┌──
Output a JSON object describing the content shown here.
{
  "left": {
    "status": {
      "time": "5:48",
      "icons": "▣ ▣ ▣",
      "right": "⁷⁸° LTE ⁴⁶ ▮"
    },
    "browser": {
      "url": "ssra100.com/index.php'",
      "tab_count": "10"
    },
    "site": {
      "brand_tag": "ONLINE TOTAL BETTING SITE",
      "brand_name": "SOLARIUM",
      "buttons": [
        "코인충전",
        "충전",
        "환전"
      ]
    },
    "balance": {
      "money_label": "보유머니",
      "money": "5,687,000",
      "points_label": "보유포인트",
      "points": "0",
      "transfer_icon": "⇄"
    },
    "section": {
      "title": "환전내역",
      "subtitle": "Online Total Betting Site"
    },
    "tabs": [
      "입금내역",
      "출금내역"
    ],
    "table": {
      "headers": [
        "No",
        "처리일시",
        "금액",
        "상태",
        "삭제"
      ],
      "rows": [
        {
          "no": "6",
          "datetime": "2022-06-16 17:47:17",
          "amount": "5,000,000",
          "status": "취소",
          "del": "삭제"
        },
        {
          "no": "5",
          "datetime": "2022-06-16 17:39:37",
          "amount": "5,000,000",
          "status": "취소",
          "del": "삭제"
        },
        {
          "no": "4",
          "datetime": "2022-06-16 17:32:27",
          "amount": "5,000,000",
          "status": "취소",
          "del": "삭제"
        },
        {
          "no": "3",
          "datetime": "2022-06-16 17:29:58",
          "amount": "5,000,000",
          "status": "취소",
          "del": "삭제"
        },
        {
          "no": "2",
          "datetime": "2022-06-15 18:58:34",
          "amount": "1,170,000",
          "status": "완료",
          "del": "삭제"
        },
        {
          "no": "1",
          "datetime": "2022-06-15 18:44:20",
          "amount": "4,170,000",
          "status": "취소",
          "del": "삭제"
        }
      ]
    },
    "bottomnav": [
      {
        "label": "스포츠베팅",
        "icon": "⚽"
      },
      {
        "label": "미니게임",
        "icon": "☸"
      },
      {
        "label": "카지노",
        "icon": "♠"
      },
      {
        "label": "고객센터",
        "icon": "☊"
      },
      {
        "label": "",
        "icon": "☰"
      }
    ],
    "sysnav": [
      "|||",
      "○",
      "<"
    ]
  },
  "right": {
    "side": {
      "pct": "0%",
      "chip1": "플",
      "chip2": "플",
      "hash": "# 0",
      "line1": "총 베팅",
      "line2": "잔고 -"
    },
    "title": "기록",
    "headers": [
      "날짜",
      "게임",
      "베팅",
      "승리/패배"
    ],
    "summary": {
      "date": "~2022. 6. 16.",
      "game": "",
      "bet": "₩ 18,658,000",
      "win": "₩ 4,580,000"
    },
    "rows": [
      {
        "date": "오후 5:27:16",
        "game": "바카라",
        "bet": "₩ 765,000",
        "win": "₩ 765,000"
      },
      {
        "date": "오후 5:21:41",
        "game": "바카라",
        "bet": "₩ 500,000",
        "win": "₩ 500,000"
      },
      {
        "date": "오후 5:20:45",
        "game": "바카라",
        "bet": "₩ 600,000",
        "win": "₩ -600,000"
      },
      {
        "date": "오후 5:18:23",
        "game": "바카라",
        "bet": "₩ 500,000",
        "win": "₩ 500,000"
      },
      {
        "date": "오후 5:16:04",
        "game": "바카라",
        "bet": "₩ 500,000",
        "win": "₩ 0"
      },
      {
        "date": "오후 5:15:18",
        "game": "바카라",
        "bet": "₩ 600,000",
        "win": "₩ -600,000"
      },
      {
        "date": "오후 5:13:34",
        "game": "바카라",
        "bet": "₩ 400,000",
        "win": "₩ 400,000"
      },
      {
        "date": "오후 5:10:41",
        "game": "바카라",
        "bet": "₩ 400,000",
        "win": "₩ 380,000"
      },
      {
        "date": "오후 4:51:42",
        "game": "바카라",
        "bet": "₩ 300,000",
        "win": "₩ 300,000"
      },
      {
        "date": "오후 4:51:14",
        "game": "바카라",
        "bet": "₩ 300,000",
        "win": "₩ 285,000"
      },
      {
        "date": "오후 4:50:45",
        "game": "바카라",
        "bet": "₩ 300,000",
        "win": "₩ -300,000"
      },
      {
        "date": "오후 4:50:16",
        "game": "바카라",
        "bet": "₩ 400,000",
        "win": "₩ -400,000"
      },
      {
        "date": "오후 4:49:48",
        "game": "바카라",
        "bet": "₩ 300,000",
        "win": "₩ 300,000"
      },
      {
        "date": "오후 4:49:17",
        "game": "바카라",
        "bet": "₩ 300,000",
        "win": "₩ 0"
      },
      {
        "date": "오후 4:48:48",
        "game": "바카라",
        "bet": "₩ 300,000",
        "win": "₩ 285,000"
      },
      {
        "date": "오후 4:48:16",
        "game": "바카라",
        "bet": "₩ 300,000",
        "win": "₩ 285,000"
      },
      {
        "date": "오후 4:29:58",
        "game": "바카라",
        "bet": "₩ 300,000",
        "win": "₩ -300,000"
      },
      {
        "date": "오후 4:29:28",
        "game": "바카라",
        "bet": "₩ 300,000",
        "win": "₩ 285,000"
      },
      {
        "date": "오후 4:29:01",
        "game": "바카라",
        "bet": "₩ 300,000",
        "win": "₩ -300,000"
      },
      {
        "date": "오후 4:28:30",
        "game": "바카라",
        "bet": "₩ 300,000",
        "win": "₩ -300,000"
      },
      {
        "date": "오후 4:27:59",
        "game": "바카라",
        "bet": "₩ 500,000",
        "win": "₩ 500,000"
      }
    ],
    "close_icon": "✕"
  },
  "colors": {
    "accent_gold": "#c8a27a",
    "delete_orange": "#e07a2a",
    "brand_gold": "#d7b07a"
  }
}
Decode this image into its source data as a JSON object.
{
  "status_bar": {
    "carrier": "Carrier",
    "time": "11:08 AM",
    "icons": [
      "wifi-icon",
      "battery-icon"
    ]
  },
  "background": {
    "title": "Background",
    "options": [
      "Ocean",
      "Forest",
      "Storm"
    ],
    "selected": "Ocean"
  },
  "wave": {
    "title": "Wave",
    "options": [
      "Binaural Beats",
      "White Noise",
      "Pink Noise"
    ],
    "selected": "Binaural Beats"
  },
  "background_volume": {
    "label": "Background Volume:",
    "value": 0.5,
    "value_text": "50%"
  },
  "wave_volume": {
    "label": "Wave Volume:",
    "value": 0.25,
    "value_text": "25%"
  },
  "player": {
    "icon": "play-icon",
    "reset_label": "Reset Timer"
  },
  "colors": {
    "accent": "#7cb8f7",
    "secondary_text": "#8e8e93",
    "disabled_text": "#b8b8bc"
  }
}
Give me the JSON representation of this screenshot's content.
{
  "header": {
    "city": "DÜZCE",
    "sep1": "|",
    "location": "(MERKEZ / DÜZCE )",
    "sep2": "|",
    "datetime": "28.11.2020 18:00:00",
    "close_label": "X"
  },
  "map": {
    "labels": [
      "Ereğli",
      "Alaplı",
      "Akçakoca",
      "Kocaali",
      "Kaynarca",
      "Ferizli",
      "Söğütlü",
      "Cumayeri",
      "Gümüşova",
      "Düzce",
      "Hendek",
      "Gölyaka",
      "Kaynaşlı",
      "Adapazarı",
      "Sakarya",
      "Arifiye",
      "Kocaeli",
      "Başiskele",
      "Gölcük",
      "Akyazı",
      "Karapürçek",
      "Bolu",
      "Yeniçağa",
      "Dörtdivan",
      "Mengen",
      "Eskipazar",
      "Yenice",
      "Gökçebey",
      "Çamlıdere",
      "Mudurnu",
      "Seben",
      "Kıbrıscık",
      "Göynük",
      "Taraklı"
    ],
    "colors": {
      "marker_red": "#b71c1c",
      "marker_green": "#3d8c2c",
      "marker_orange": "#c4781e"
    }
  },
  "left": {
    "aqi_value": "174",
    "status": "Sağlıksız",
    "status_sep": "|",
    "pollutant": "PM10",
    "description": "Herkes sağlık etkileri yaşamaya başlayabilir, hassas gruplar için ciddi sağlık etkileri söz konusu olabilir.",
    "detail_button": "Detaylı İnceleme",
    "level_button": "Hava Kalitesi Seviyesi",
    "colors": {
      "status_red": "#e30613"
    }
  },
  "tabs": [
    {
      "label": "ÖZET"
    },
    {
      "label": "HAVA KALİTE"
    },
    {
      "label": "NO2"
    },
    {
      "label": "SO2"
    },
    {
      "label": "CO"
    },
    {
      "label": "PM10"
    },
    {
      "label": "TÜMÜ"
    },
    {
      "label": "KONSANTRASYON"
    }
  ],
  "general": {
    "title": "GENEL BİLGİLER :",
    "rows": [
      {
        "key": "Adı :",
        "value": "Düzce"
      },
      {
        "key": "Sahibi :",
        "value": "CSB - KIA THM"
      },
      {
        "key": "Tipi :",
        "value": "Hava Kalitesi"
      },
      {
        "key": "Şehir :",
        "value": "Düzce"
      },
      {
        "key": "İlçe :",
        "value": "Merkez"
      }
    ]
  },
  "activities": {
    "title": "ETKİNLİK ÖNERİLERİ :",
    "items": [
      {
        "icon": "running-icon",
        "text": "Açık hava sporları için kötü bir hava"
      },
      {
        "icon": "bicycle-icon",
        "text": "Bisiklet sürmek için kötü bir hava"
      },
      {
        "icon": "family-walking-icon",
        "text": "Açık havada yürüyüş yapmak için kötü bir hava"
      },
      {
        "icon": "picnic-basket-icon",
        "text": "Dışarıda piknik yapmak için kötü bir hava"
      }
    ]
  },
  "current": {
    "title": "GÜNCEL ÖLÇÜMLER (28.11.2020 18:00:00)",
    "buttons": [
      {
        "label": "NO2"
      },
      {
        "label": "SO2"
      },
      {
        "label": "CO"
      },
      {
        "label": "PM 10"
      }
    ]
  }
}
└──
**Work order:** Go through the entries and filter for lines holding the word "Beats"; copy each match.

**Output below:**
      "Binaural Beats",
    "selected": "Binaural Beats"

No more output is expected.